Reproduce all lines of the listing below in which the word "content" occurs.

= = = =

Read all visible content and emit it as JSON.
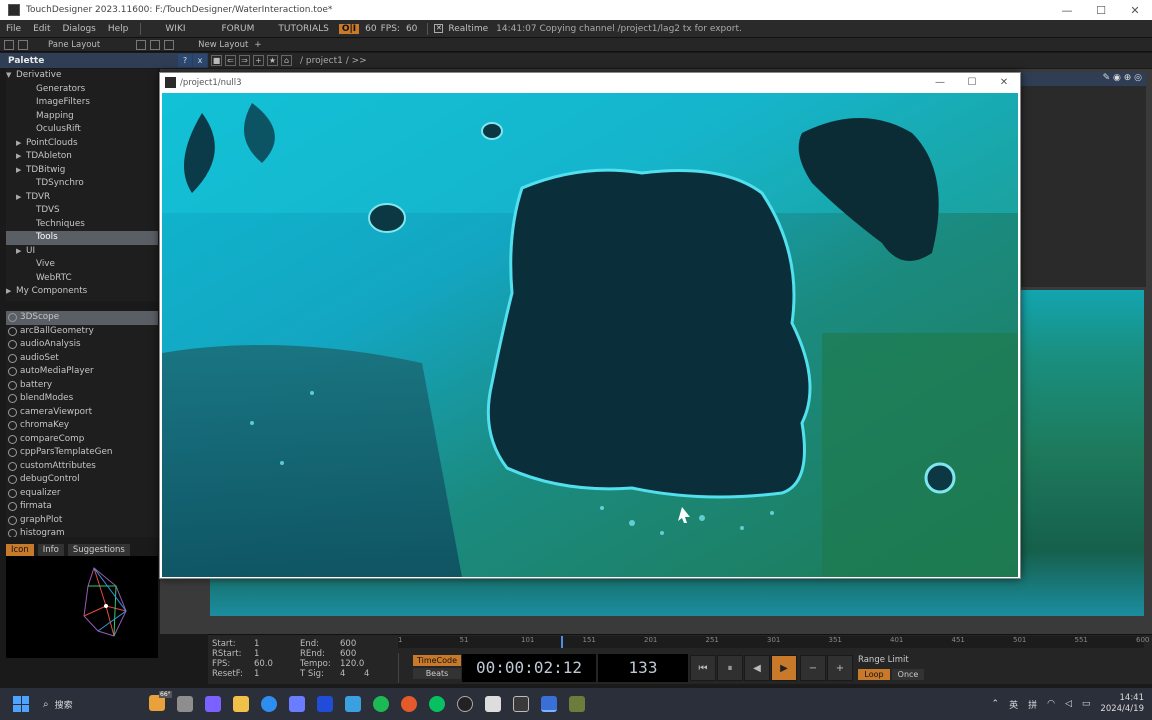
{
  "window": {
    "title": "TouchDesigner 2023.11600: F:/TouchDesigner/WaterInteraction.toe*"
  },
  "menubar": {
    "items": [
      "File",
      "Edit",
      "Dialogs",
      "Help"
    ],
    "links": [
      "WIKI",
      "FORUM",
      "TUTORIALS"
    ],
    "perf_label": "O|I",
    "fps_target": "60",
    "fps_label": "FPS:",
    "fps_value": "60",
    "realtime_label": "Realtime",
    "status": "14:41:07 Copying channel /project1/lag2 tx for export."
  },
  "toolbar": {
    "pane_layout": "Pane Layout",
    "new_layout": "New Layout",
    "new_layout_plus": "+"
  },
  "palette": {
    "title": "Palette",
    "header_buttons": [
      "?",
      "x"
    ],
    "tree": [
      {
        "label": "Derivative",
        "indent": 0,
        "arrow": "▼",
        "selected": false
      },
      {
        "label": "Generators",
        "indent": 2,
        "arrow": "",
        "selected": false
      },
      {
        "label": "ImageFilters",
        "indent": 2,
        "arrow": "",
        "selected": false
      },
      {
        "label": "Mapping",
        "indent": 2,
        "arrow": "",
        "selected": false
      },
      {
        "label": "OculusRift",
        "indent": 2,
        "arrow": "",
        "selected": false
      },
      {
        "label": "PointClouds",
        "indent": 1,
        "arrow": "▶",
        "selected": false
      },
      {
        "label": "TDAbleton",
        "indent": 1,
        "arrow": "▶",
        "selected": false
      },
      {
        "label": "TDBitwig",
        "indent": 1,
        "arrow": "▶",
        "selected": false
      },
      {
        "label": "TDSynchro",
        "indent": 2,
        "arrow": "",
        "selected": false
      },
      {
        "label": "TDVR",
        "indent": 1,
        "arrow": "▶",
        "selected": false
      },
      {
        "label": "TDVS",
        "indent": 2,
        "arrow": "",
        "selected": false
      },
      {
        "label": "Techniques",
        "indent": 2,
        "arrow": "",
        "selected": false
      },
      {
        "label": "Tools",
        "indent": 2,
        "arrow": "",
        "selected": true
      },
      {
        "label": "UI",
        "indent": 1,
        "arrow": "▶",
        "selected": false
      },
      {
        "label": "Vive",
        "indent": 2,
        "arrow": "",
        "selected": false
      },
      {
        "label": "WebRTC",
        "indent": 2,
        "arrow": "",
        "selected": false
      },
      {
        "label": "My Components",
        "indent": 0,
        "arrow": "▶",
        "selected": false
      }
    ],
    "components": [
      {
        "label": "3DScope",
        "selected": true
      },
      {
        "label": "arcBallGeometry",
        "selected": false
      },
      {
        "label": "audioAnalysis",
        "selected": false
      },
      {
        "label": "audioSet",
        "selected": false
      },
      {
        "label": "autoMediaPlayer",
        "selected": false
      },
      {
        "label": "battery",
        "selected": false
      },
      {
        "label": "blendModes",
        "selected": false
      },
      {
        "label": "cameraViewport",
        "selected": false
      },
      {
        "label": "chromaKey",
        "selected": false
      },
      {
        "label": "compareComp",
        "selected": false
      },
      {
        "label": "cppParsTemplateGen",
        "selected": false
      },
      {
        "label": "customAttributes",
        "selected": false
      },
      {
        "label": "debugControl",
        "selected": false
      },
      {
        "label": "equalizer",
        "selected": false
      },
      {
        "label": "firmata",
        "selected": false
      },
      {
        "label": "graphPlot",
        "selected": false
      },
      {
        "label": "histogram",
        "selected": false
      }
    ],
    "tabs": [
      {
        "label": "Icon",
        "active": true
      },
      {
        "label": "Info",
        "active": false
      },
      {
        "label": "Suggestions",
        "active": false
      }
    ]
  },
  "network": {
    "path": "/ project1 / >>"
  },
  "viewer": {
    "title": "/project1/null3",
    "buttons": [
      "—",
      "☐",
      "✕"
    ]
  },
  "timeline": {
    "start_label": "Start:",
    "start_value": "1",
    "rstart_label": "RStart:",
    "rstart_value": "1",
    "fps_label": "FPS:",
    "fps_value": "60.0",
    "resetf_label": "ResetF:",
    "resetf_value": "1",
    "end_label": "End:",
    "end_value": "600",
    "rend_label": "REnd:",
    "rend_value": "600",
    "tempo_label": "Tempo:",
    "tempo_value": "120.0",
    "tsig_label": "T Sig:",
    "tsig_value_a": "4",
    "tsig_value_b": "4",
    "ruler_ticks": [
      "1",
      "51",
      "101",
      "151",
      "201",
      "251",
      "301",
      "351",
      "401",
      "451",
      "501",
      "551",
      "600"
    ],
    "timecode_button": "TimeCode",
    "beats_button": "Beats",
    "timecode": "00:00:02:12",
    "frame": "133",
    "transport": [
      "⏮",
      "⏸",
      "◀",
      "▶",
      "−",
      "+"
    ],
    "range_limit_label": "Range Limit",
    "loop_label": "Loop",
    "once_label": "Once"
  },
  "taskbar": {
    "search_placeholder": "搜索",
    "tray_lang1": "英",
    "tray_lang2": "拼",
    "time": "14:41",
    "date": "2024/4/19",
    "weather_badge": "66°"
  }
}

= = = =

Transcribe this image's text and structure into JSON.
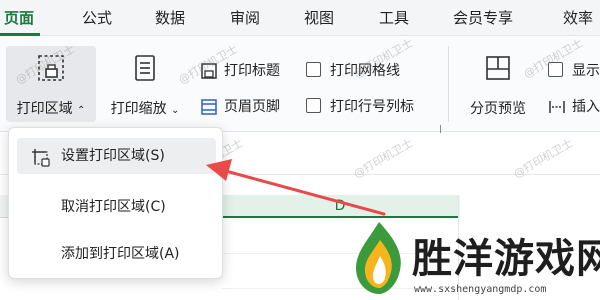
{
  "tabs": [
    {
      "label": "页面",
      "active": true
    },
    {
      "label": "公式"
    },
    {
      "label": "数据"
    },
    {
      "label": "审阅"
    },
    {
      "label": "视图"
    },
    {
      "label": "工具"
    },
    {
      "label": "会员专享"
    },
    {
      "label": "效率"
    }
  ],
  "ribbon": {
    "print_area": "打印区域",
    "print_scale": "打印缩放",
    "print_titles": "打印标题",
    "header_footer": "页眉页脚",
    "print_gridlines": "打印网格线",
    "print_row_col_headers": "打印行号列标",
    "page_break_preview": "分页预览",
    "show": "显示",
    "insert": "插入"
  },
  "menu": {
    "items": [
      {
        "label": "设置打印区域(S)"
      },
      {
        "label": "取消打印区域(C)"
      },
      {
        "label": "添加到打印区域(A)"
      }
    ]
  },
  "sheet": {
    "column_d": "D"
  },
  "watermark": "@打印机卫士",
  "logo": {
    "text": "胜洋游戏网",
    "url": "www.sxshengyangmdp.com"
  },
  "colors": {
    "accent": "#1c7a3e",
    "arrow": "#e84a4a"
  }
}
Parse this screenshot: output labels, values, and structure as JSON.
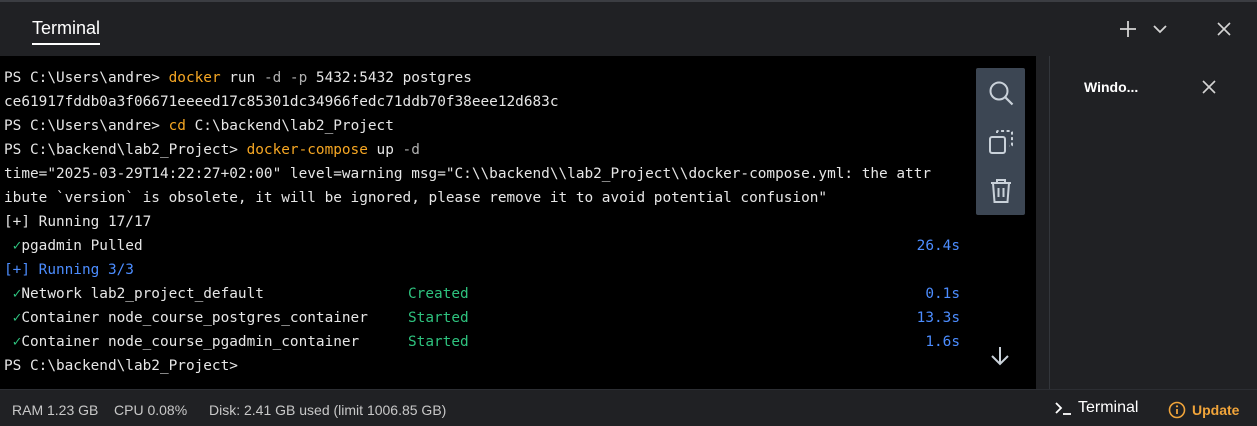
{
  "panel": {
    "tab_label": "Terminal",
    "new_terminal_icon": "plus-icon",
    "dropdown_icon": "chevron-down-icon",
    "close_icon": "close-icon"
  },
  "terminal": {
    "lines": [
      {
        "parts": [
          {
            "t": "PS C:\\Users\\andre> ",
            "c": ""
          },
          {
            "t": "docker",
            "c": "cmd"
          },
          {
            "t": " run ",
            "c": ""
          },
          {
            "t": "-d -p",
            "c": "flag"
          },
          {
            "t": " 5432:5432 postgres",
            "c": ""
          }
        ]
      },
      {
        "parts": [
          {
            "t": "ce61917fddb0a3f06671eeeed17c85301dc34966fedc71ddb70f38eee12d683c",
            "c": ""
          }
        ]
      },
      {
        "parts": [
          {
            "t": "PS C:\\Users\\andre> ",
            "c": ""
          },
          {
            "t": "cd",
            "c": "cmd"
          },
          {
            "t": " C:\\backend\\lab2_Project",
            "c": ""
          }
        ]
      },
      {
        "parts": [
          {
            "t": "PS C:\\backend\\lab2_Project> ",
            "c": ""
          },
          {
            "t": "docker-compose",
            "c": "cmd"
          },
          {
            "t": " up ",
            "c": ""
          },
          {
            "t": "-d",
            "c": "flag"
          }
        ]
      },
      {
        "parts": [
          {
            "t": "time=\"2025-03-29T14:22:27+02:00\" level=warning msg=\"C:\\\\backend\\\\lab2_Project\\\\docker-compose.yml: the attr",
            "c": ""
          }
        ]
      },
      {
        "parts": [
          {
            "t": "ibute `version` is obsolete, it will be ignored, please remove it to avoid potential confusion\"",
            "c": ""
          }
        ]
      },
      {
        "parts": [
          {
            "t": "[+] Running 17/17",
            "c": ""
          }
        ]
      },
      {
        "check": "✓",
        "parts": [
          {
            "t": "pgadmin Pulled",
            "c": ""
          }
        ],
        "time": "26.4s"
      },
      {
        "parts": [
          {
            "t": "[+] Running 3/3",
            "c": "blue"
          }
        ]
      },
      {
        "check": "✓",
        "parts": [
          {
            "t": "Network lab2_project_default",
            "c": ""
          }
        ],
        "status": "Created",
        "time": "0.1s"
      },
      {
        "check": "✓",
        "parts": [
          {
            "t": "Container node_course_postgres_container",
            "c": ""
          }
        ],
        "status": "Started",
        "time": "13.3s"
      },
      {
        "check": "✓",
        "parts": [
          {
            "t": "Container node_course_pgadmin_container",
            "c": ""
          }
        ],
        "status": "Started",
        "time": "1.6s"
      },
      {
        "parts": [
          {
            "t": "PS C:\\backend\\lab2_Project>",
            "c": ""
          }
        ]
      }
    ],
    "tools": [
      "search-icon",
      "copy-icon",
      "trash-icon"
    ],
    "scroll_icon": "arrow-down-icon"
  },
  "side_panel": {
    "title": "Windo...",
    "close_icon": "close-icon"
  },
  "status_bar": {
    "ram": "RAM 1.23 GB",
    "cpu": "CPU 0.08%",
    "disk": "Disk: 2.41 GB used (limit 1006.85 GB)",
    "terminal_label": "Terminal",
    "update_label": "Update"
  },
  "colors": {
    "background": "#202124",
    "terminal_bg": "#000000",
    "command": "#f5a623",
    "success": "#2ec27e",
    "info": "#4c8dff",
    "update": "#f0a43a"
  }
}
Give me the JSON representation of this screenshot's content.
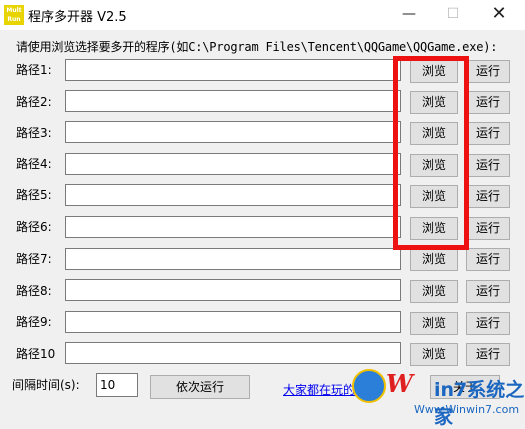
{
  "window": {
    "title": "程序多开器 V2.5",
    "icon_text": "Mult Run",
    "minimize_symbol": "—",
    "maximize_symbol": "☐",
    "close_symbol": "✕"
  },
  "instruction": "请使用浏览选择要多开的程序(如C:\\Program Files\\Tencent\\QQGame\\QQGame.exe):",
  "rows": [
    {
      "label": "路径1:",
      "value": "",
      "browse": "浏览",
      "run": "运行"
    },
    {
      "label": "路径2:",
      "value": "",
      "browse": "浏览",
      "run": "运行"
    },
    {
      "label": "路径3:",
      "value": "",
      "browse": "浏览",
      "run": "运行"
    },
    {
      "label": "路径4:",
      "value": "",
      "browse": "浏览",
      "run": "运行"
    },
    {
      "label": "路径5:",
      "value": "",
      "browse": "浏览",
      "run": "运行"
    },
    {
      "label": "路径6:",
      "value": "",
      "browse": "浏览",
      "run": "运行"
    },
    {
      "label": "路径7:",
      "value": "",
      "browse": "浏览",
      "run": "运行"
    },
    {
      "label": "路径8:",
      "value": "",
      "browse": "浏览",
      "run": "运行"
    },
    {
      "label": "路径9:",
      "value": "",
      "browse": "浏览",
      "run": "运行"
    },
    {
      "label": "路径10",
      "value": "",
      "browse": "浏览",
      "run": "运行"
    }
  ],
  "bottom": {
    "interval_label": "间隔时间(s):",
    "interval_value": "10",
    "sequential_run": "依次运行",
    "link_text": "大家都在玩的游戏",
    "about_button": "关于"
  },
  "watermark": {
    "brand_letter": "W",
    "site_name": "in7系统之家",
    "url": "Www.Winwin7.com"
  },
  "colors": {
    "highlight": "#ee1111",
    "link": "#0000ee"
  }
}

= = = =

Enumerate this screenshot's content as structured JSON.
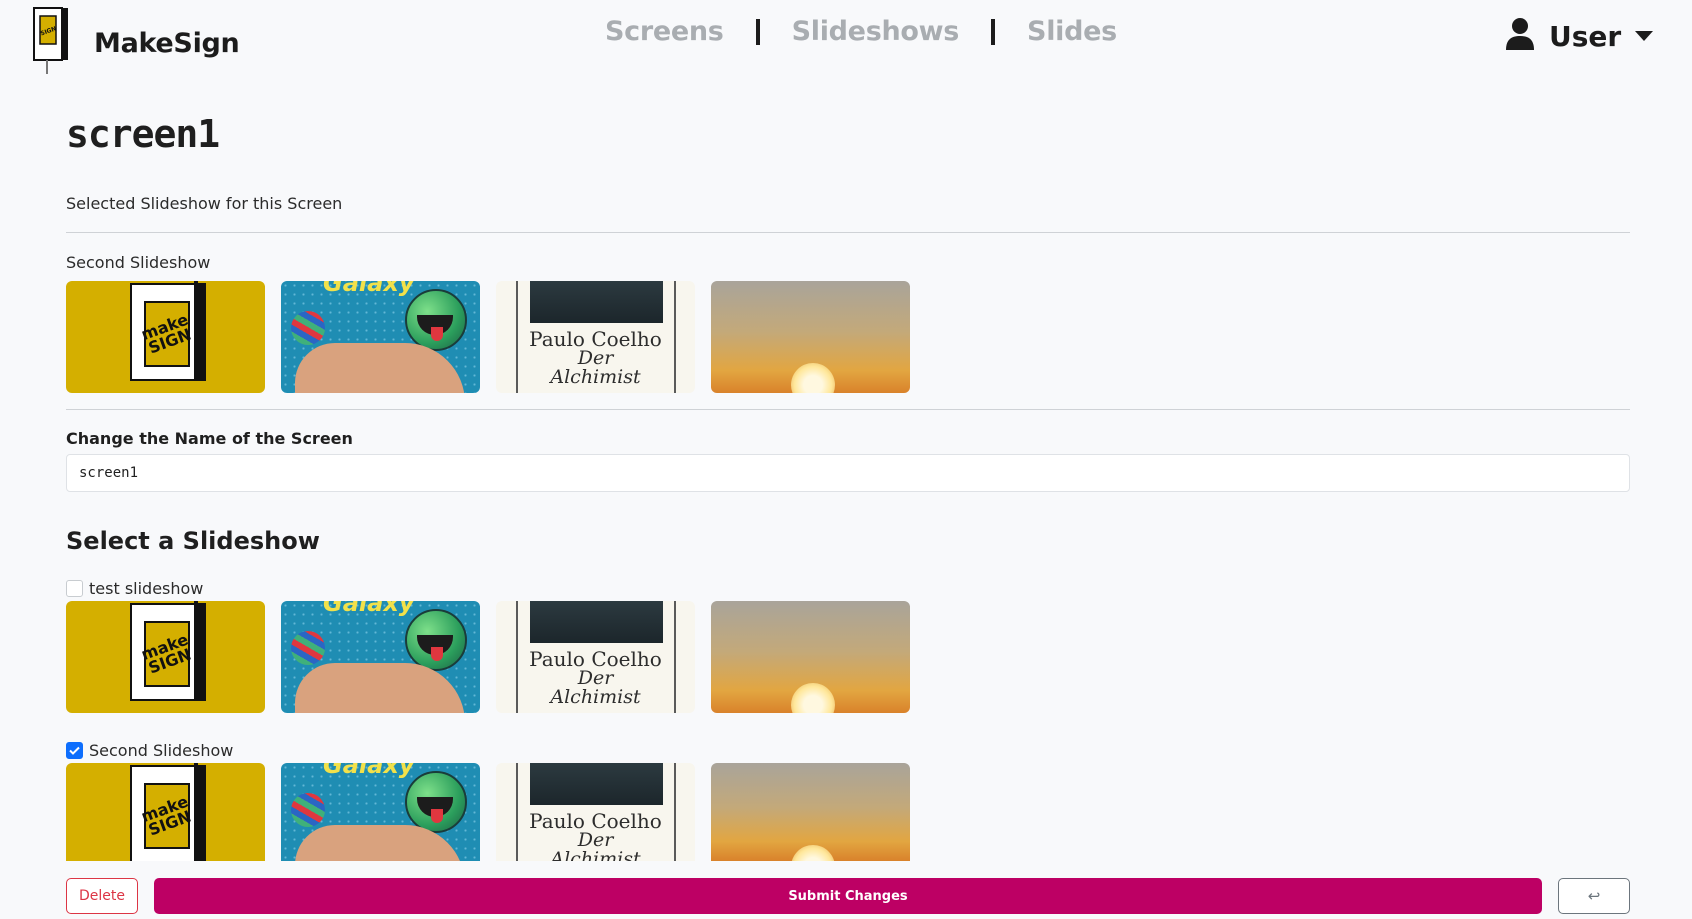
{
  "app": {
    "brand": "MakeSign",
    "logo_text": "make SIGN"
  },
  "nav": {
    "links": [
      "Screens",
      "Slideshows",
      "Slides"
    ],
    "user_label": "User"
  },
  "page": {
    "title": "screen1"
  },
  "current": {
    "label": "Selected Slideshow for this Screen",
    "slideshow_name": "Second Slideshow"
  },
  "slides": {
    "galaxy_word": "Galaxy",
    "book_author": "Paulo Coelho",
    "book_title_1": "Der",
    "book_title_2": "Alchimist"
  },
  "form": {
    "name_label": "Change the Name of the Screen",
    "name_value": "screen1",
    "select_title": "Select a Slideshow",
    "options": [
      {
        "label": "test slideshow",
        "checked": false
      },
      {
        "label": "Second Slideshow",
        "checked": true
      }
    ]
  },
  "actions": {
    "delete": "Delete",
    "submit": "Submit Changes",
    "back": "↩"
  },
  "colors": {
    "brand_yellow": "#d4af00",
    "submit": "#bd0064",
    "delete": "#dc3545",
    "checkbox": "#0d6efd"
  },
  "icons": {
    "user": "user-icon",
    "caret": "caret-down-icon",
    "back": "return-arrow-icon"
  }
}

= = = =

### Exercise answer
Read all visible content and emit it as JSON.
Give me the JSON representation of this screenshot's content.
Enumerate this screenshot's content as structured JSON.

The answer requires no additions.